What You’ll Catch
The waters here are loaded with good-eating fish. We wanted mahi mahi, known here as dolphin fish. But there are plenty of game fish in the water, including wahoo, tuna, snapper and area’s famed sailfish.
There are limits on the number of fish you can catch, and it is very popular to catch and release billfish. Someone in our group caught a marlin and we released it back into the waters to swim another day.
Where You Go to Catch Fish
We wanted mahi mahi, so we stuck fairly close to the shore along the Pacific side of the peninsula. We caught a total of five mahi mahi, each of which weighed about 12 lbs. We did go out a bit further off shore once we had our fish, and that was where we hooked our marlin - smallish at around 60 lbs.

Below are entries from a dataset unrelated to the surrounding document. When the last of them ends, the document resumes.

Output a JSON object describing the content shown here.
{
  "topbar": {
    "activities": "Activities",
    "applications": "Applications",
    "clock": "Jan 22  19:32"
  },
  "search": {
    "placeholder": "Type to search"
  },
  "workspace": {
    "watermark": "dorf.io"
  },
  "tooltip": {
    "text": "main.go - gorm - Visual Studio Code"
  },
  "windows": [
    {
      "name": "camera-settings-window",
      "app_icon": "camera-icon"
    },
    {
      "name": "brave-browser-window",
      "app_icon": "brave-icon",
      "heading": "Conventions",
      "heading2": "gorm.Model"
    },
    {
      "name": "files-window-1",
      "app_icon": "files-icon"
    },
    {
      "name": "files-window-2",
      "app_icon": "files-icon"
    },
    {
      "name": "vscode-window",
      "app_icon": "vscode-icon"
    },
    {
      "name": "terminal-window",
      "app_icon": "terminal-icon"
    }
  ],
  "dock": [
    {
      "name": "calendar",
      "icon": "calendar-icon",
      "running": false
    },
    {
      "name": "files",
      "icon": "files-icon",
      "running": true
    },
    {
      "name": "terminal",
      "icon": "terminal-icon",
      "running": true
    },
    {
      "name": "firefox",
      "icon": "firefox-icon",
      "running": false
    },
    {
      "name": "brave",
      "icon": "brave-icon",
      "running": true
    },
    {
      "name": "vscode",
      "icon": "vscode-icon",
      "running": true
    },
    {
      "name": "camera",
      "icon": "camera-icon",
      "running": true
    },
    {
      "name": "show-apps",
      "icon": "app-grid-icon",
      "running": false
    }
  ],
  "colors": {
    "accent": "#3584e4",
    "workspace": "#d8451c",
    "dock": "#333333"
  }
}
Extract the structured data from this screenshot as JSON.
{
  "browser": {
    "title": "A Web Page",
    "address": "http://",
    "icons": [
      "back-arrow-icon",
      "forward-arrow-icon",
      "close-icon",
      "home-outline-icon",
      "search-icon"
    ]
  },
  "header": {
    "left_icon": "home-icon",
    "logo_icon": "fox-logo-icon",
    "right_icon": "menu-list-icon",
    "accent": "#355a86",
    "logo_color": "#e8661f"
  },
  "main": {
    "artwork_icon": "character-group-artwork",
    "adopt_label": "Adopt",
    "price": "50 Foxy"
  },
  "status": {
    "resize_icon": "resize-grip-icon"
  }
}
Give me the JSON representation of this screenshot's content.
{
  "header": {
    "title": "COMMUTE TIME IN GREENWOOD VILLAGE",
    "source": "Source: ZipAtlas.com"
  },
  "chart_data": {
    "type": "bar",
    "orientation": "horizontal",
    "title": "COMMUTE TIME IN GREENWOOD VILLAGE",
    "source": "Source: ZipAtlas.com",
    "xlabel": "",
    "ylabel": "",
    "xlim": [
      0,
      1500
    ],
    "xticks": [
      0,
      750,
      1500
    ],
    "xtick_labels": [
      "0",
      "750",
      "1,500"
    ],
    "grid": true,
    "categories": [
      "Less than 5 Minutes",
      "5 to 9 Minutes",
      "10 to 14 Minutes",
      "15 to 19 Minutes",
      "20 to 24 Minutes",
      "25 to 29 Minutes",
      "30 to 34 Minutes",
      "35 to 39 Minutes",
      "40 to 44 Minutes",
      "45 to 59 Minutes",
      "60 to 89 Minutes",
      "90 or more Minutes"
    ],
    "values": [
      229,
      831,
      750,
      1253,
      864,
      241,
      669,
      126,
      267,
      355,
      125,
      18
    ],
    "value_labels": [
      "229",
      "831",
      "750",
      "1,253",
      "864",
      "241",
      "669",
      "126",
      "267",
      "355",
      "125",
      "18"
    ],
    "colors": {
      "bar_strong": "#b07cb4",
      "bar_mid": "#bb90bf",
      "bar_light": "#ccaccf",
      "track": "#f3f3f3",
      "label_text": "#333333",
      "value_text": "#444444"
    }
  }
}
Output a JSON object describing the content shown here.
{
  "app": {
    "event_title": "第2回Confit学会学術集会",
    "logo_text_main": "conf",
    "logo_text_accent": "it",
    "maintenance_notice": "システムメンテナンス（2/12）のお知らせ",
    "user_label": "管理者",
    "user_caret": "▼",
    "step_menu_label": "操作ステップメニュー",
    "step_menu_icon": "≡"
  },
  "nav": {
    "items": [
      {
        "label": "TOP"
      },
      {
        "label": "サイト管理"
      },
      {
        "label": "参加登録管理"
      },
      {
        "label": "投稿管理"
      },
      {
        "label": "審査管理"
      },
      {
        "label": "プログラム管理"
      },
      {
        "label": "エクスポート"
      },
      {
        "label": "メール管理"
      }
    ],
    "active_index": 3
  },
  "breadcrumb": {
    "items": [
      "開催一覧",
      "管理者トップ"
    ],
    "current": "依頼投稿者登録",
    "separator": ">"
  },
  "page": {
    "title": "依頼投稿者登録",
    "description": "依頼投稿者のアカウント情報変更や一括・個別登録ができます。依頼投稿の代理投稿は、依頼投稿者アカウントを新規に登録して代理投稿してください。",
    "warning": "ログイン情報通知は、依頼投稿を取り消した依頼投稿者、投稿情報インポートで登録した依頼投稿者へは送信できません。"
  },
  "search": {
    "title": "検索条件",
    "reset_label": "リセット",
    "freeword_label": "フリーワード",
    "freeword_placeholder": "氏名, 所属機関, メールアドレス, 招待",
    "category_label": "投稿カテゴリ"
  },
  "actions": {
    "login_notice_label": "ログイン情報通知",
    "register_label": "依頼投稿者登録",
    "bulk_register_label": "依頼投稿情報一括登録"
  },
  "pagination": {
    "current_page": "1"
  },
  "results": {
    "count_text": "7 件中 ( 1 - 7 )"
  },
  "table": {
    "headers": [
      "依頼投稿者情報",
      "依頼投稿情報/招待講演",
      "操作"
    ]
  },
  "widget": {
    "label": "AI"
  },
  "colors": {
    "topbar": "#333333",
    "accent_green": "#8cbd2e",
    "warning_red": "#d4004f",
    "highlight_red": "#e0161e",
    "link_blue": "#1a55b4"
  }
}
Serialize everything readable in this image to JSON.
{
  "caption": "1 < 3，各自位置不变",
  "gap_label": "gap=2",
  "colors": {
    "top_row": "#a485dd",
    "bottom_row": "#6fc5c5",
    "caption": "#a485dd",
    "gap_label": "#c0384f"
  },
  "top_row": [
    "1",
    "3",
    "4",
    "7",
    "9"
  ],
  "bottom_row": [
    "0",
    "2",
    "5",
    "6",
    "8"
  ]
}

To catch the big game fish, you’ll need to go further out to sea. We were told that you will travel up to 20 miles out to hunt for the big ones. The winning anglers in the Bisbee tournament that wrapped up when we were there caught a 583 lb. blue marlin, taking over $206,000 in prize money.
What It’s Like to Catch Game Fish
Hooking a fish is a rush. There’s a current of excitement in the boat as the deck hands set you up to haul in your catch. Then, it’s just a matter of strength and patience. The fish we brought in were only around 12 – 15 lbs. and they were quite strong. The entire process of reeling them in took about 20 minutes once the fish was on the line.
You only keep fish that you plan to eat or take home, otherwise all fish should be released.
How Do You Take Fish Home
The fishing charter company will likely fillet your fish for you and/or pack them up in ice if you wish. If you want them to pack the fish and get them ready for transport home, they will take a day to prep. We had ours filleted and separated into five bags, which we brought home and froze ourselves.
Raising of the Flags and Other Fun Facts
You will notice flags on boats returning to the harbor that show which fish were caught and the quantity. You will notice that we have a marlin flag, with a “T” flag below it, signifying for “tag and release.”
Also, because the harbor is so busy, and there is so much fish coming in and out of the wharf, there are some colorful characters who make the best of out of a fishy situation. Namely, there is a seal who likes to jump onto the rear of boats and take any bait or other fishy snacks available, and, once of the dock, there are a few pushy pelicans who will boldly hop onto your boat and steal bait fish!
You’ll need to check with your airline about the rules for bringing home fish. However, the general guideline is that it will need to be frozen and packed in a leak-free cooler, and then checked as baggage. I was able to pack my portion into a watertight, soft cooler and then seal it in my checked bag.
What Else to Bring
If you tend to get seasick, beware, the water can be rough. Bring the usual things you need for the beach, like sunblock and towels, and any particular snack that your group prefers. You will have plenty of water, beer and a basic lunch pack provided.
Get out there and catch dinner when you’re down in Cabo – it will probably be the most delicious fish you ever eat. And don't forget to pick the perfect Exotic Estates Cabo Villa for your group!
Blog Subjects: Cabo